*Exercise objective*: Search the entries for lines that contain the word "Tinnaphob", and report each one found.

◆ ◆ ◆ ◆ ◆

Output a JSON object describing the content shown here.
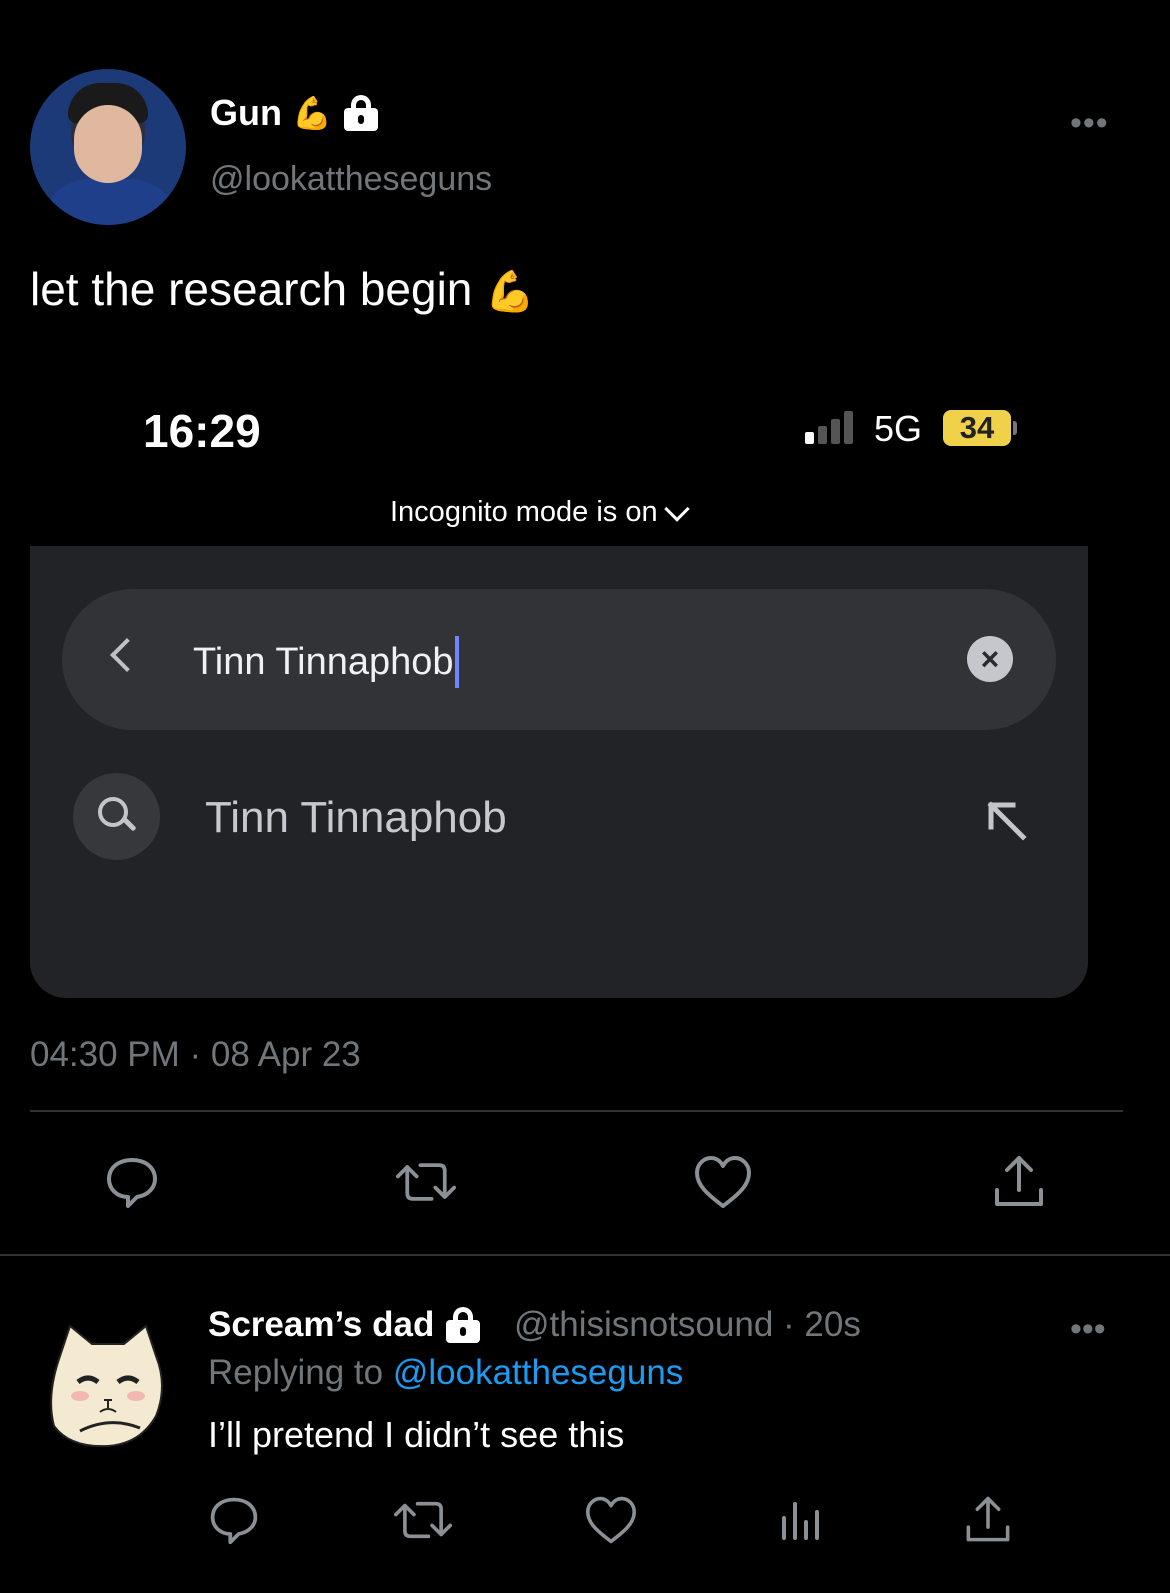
{
  "tweet": {
    "display_name": "Gun",
    "name_emoji": "💪",
    "handle": "@lookattheseguns",
    "more_label": "•••",
    "text": "let the research begin",
    "text_emoji": "💪",
    "timestamp": "04:30 PM · 08 Apr 23"
  },
  "embedded_screenshot": {
    "status_time": "16:29",
    "network": "5G",
    "battery": "34",
    "incognito_label": "Incognito mode is on",
    "search_value": "Tinn Tinnaphob",
    "clear_label": "×",
    "suggestion": "Tinn Tinnaphob"
  },
  "actions": [
    {
      "icon": "reply-icon"
    },
    {
      "icon": "retweet-icon"
    },
    {
      "icon": "like-icon"
    },
    {
      "icon": "share-icon"
    }
  ],
  "reply": {
    "display_name": "Scream’s dad",
    "handle_time": "@thisisnotsound · 20s",
    "more_label": "•••",
    "replying_prefix": "Replying to",
    "replying_handle": "@lookattheseguns",
    "text": "I’ll pretend I didn’t see this"
  },
  "colors": {
    "background": "#000000",
    "secondary_text": "#71767b",
    "accent": "#1d9bf0"
  }
}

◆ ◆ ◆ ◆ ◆

*Output of the exercise*:
    "search_value": "Tinn Tinnaphob",
    "suggestion": "Tinn Tinnaphob"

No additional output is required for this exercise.